Theirs is not a career without problems, of course, in and out the recording studio. If we sidestep the headlines for now (as difficult a task as that is, and notably rare among the British bands today), the back-catalogue this compilation celebrates is the very definition of flawed genius. At their peak, Oasis – and at most points “Oasis” is euphemism for “Noel” – were the stellar songwriters and live act of their day; “Wonderwall”, “Roll With It”, “Shakermaker”, “D’You Know What I Mean”, “Masterplan”, “Champagne Supernova”…This is the soundtrack of Britain that the helped influence almost every other indie/rock band from the 90s onwards, and is the pension plan the Arctic Monkeys would die for.

Flawed points on the Oasis journey tie up with internal pressures, sibling (wibbling?) rivalry, and the shifting sands of taste among the British single buyer. “Go Let It Out”, “The Hindu Times” – how hard we try to lift these as high, to enjoy them as much, and yet time has not been kind. The struggle up hill by the time of “Importance of Being Idle” is the same result of artistic exhaustion that runs through the output from the Monty Python team to Ricky Gervais. All genius is exhausted, all careers grind to a puttered engine eventually.

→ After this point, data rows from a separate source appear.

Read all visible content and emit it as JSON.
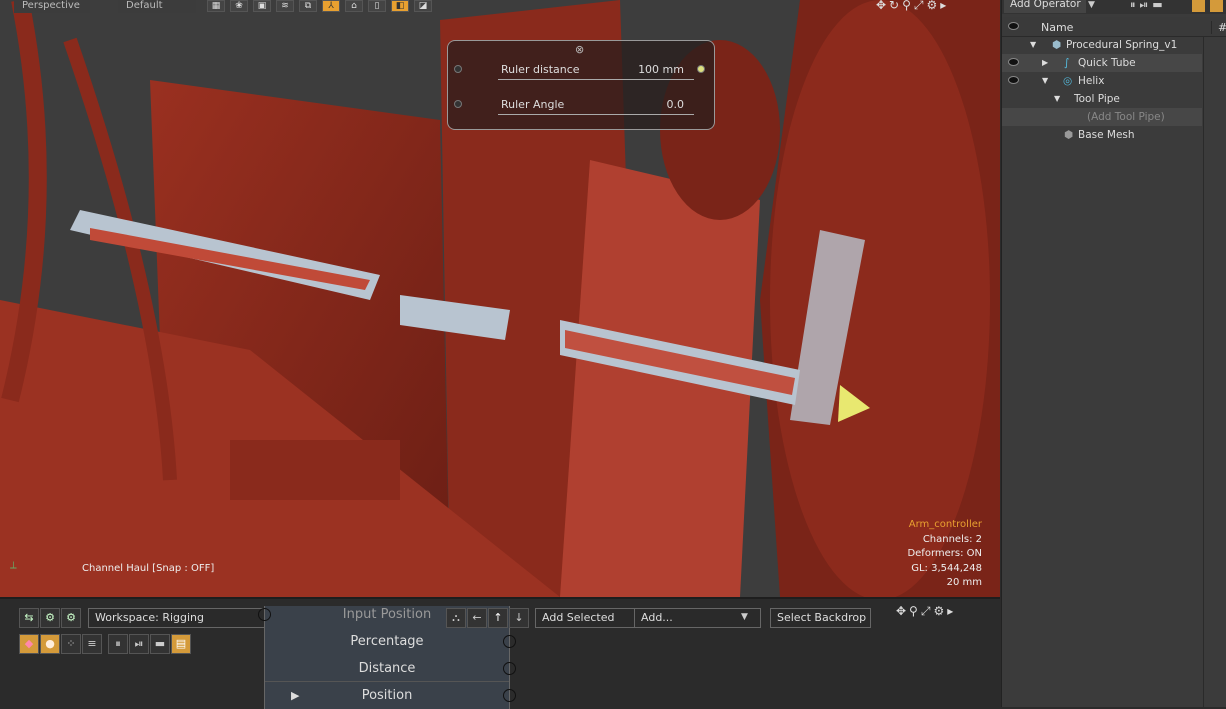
{
  "viewport": {
    "view_mode": "Perspective",
    "shading": "Default",
    "toolbar_icons": [
      "checker-icon",
      "pattern-icon",
      "frame-icon",
      "wave-icon",
      "copy-icon",
      "axis-icon",
      "mesh-icon",
      "item-icon",
      "layers-icon",
      "shade-icon"
    ],
    "hud": {
      "ruler_distance_label": "Ruler distance",
      "ruler_distance_value": "100 mm",
      "ruler_angle_label": "Ruler Angle",
      "ruler_angle_value": "0.0"
    },
    "info": {
      "item": "Arm_controller",
      "channels": "Channels: 2",
      "deformers": "Deformers: ON",
      "gl": "GL: 3,544,248",
      "scale": "20 mm"
    },
    "channel_haul": "Channel Haul  [Snap : OFF]"
  },
  "right_panel": {
    "add_operator": "Add Operator",
    "column_name": "Name",
    "column_hash": "#",
    "items": [
      {
        "label": "Procedural Spring_v1"
      },
      {
        "label": "Quick Tube"
      },
      {
        "label": "Helix"
      },
      {
        "label": "Tool Pipe"
      },
      {
        "label": "(Add Tool Pipe)"
      },
      {
        "label": "Base Mesh"
      }
    ]
  },
  "bottom": {
    "workspace": "Workspace: Rigging",
    "node_title": "Input Position",
    "node_rows": [
      "Percentage",
      "Distance",
      "Position"
    ],
    "add_selected": "Add Selected",
    "add": "Add...",
    "select_backdrop": "Select Backdrop"
  },
  "colors": {
    "accent": "#e8a030",
    "mesh": "#b03a28",
    "ruler": "#b8c4d0"
  }
}
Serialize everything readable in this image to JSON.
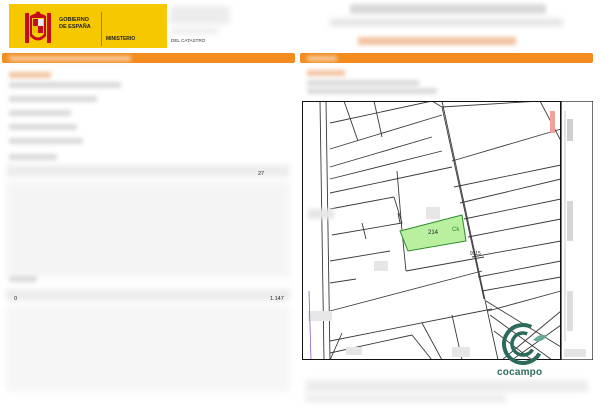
{
  "header": {
    "gov_line1": "GOBIERNO",
    "gov_line2": "DE ESPAÑA",
    "ministry": "MINISTERIO",
    "catastro_label": "DEL CATASTRO"
  },
  "left_panel": {
    "value_27": "27",
    "value_0": "0",
    "value_1147": "1.147"
  },
  "map": {
    "parcel_label": "214",
    "parcel_code": "Ck",
    "number_label": "9115"
  },
  "watermark": {
    "brand": "cocampo"
  },
  "colors": {
    "accent_orange": "#f28c1e",
    "gov_yellow": "#f5c800",
    "parcel_green": "#b8f0a0",
    "cocampo_green": "#2c6a5c"
  }
}
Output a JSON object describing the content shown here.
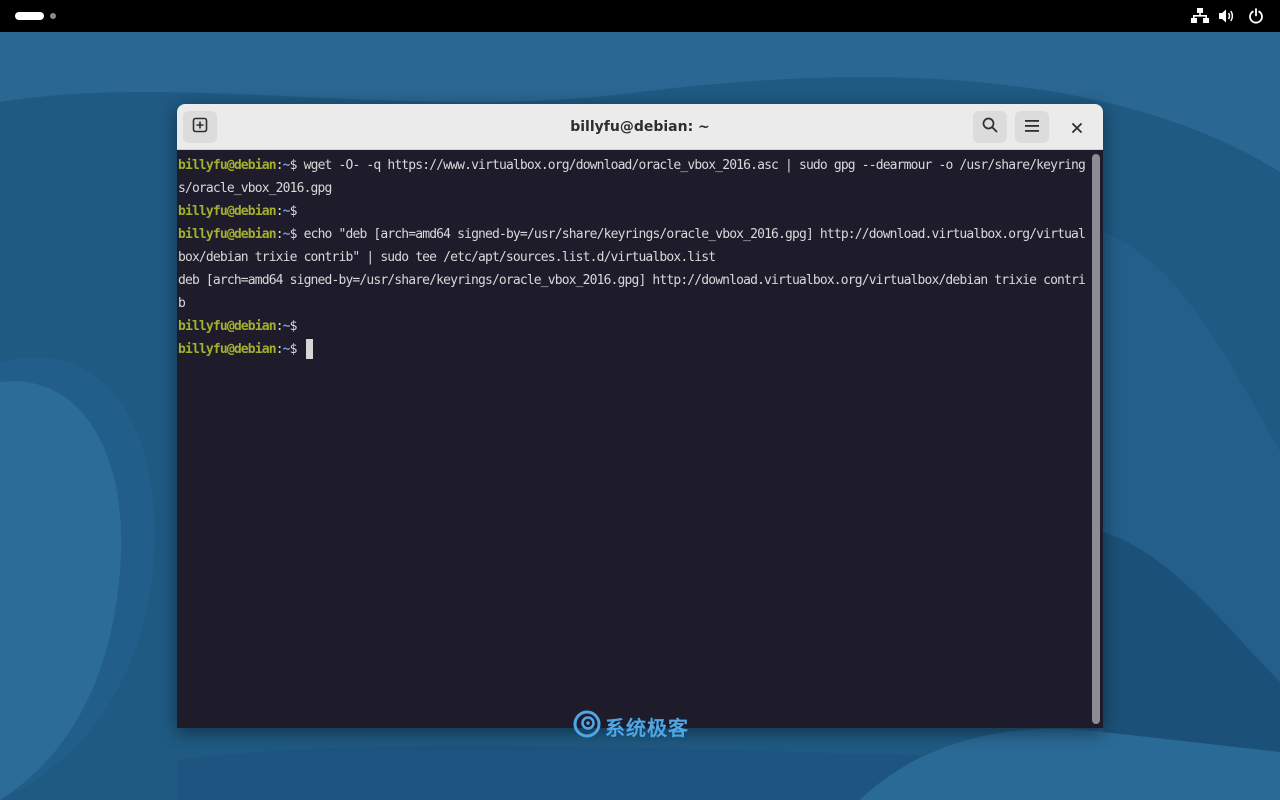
{
  "colors": {
    "wallpaper_base": "#1f5a83",
    "topbar": "#000000",
    "terminal_bg": "#1e1c2b",
    "prompt_user": "#a2b02e",
    "prompt_path": "#6a9fd8",
    "watermark": "#4ea6e6"
  },
  "topbar": {
    "icons": [
      "network-icon",
      "volume-icon",
      "power-icon"
    ]
  },
  "window": {
    "title": "billyfu@debian: ~",
    "buttons": {
      "new_tab_icon": "new-tab-icon",
      "search_icon": "search-icon",
      "menu_icon": "hamburger-menu-icon",
      "close_icon": "close-icon"
    }
  },
  "terminal": {
    "prompt": {
      "user_host": "billyfu@debian",
      "colon": ":",
      "path": "~",
      "symbol": "$ "
    },
    "lines": [
      {
        "type": "prompt",
        "cmd": "wget -O- -q https://www.virtualbox.org/download/oracle_vbox_2016.asc | sudo gpg --dearmour -o /usr/share/keyring"
      },
      {
        "type": "output",
        "text": "s/oracle_vbox_2016.gpg"
      },
      {
        "type": "prompt",
        "cmd": ""
      },
      {
        "type": "prompt",
        "cmd": "echo \"deb [arch=amd64 signed-by=/usr/share/keyrings/oracle_vbox_2016.gpg] http://download.virtualbox.org/virtual"
      },
      {
        "type": "output",
        "text": "box/debian trixie contrib\" | sudo tee /etc/apt/sources.list.d/virtualbox.list"
      },
      {
        "type": "output",
        "text": "deb [arch=amd64 signed-by=/usr/share/keyrings/oracle_vbox_2016.gpg] http://download.virtualbox.org/virtualbox/debian trixie contri"
      },
      {
        "type": "output",
        "text": "b"
      },
      {
        "type": "prompt",
        "cmd": ""
      },
      {
        "type": "prompt",
        "cmd": "",
        "cursor": true
      }
    ]
  },
  "watermark": {
    "text": "系统极客",
    "icon": "logo-icon"
  }
}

“Time Flies” is not the first – I dare say it won’t be the last – compilation of Oasis singles (anyone buy the cigarette-packet special editions, or is my memory tricking me?). This is one of the most important compilations in the potted history of British music, the vanguard of northern souls which copied and was copied in equal measure. Liam’s voice grew weary, Noel’s lyrics more maudlin, the band ground out too much in the end; but through the window of nostalgia and memory everything this album awakens remains inexorably linked to our social, political and musical history.